Saturday, July 9th, 2011
Strawberries as an "Earthly Delight"
I’ve been thinking about Hieronymous Bosch and The Garden of Earthly Delights (c. 1510-1515) quite a bit this week. In fact, this afternoon I sat down to write a post about how Bosch’s “tree-man” (located in the center of the panel which depicts Hell) is believed by some to be a self-portrait of the artist.1 But, I’m not going to write on that. At least not right now.
Instead, I’ve become pleasantly distracted by Walter S. Gibson’s article, “The Strawberries of Hieronymous Bosch.” These strawberries appear all over the central panel of The Garden of Earthly Delights altarpiece (see details on right and below). Gibson notes that Bosch’s strawberries garnered attention from viewers very early on. In fact, in 1593 an inventory for some of Philip II’s pictures mentions that the altarpiece had earned the nickname the Madroño (or “the Strawberry”).2 Twelve years later a librarian at El Escorial, Philip’s monastery-palace, explained that the panel is “of the vanity and glory and the passing taste of strawberries or the strawberry plant and its pleasant odor that is hardly remembered once it has passed.”3 This librarian, named Fray José de Sigüenza, felt that the strawberry was the most important feature of Bosch’s garden, and was the fruit was a symbol of the ephemeral, transient nature of earthly pleasures.
Many symbolic interpretations for the strawberries have been put forward, and most of them have negative connotations.4 For example, strawberries have multiple seeds, which could hint at promiscuity.5 The other fruit included in the central panel (such as the big raspberries) could also be associated with promiscuity for this same reason.

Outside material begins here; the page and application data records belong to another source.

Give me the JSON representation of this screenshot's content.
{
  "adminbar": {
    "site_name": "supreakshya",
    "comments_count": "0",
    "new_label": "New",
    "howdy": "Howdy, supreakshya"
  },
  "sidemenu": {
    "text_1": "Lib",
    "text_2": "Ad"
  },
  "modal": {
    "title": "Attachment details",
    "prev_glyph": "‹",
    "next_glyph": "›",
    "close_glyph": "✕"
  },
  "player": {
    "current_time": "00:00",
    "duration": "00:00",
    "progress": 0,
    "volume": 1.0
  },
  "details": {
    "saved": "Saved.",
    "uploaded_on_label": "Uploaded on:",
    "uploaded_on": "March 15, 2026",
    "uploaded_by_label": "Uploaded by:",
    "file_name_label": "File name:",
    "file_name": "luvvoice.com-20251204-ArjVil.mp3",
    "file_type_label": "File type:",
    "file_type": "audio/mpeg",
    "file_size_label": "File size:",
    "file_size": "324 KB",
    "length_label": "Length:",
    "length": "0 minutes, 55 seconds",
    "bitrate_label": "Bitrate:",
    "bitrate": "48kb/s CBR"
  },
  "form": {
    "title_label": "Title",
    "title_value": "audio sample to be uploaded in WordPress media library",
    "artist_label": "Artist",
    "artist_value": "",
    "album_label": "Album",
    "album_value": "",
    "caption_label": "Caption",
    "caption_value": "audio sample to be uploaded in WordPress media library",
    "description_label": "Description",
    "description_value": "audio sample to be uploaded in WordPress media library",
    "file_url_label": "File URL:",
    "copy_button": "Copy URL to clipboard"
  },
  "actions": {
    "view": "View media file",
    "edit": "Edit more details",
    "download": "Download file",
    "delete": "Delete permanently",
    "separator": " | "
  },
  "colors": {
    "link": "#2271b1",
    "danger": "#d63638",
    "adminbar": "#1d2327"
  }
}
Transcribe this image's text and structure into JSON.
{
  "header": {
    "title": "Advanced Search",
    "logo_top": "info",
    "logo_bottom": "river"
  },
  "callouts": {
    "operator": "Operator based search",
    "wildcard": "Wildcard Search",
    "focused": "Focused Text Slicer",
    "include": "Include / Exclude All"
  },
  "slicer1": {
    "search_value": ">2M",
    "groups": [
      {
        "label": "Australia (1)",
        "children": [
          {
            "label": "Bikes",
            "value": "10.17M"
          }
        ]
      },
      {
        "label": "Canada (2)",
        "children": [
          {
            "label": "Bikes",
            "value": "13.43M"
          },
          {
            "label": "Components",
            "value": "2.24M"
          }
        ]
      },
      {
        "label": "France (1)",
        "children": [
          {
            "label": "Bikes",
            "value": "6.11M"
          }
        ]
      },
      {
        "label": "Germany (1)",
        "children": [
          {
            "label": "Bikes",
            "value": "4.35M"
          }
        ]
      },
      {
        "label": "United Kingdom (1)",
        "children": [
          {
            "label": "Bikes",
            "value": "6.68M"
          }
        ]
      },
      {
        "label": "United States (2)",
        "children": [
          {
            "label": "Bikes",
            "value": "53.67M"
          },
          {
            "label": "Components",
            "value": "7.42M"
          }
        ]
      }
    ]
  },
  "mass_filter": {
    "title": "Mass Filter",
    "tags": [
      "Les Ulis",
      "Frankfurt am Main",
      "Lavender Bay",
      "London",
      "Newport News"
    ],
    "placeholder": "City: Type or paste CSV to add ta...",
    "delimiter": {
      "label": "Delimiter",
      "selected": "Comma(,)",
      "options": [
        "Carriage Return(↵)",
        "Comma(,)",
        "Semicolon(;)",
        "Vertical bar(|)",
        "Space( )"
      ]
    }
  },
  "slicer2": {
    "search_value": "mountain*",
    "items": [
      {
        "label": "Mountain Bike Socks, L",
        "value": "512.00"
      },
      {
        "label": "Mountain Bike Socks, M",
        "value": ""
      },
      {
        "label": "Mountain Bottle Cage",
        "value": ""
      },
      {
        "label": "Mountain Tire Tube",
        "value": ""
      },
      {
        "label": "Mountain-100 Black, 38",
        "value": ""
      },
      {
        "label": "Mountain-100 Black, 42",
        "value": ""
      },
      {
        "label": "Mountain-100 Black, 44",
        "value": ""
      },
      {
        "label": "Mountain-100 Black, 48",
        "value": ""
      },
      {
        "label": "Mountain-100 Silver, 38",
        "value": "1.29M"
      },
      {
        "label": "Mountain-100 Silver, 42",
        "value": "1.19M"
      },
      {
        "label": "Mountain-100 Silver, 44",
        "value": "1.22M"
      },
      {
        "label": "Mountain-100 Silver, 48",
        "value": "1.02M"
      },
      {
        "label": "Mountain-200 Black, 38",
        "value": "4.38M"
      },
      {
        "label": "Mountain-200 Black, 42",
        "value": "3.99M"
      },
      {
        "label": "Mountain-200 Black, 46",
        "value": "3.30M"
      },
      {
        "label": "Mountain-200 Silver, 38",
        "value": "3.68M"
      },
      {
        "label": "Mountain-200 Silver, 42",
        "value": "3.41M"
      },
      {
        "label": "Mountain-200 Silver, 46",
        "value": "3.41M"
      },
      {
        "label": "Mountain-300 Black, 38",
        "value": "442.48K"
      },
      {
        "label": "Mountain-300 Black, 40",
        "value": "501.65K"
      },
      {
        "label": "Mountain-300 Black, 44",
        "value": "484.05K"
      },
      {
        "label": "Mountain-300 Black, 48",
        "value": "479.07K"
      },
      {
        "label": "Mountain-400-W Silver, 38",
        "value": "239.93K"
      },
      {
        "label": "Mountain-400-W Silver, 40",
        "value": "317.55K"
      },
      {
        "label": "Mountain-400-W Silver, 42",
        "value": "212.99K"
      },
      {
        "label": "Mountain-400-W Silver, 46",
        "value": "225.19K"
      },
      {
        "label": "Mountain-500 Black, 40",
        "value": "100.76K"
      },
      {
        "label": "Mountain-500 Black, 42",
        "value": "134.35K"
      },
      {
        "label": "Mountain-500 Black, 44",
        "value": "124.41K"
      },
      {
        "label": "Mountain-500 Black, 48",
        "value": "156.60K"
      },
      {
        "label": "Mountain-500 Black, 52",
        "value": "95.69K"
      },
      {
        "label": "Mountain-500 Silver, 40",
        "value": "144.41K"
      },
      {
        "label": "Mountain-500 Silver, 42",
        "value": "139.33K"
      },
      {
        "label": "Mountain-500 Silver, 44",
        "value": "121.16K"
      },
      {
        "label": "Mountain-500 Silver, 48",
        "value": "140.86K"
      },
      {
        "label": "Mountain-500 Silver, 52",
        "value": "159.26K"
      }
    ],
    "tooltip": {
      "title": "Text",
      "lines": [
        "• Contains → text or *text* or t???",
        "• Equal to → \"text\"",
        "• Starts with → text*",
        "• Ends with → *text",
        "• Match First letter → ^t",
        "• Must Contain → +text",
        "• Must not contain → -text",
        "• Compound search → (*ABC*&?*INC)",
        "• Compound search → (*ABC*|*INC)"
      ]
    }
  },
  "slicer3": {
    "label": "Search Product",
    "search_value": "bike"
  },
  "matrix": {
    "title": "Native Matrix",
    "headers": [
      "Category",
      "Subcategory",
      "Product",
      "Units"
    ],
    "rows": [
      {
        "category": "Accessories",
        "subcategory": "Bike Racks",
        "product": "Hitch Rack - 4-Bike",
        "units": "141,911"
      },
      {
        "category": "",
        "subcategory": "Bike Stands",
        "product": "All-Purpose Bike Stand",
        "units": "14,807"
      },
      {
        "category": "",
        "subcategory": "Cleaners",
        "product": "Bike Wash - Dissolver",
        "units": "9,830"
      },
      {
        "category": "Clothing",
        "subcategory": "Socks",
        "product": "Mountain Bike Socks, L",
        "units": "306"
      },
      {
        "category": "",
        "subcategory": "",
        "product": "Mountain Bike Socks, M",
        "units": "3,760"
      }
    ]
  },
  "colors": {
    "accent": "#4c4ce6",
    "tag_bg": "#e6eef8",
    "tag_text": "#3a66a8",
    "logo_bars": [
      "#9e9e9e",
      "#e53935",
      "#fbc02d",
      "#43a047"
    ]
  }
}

Gibson suggests that the strawberry imagery might connected to a text by Virgil (which probably would have been familiar to Bosch and Hendrik III because Virgil’s passage is referenced in Roman de la Rose, a popular poem in the Burgundian court). In this text, Virgil warns children to not gather strawberries, because “the cold, evil serpent” is hiding the grass nearby. It seems to me that Bosch’s strawberries could serve as an indirect reference to a serpent (and, by extension, the Fall and sin). Such associations fit well with the imagery for The Garden of Earthly Delights, don’t you think? That being said, I also think that there isn’t just one specific symbolic meaning for these strawberries. Since this altarpiece undoubtedly served as a focus for intellectual discussion, it is appropriate that Bosch used imagery that was replete with symbolic associations.
Do you know of any other interpretations for the strawberries in this altarpiece? Do you know of any works of art which also include strawberries for symbolic reasons? On a fun side note, I found an amusing comparison between Katy Perry and Bosch’s fruit here. No doubt that Perry would view Bosch’s strawberries as a symbol of sexuality!
1 David G. Wilkins, Bernard Schultz, Katheryn M. Linduff, Art Past Art Present, 6th edition, (Upper Saddle River, New Jersey: Prentice Hall, 2009), 327.
2 Walter S. Gibson, “The Strawberries of Hieronymous Bosch,” in Cleveland Studies in the History of Art 8 (2003): 25.
4 There are some positive interpretations of the strawberry which exist. In fact, Gibson points out that the strawberry was seen a medieval symbol of the Virgin. Such exalted associations with the fruit have led a handful of individuals to interpret Bosch’s central panel as a scene of transcendent bliss and spiritual love. For a brief synopsis of these interpretations, see Gibson, 26-27.
5 Wilkins, 326.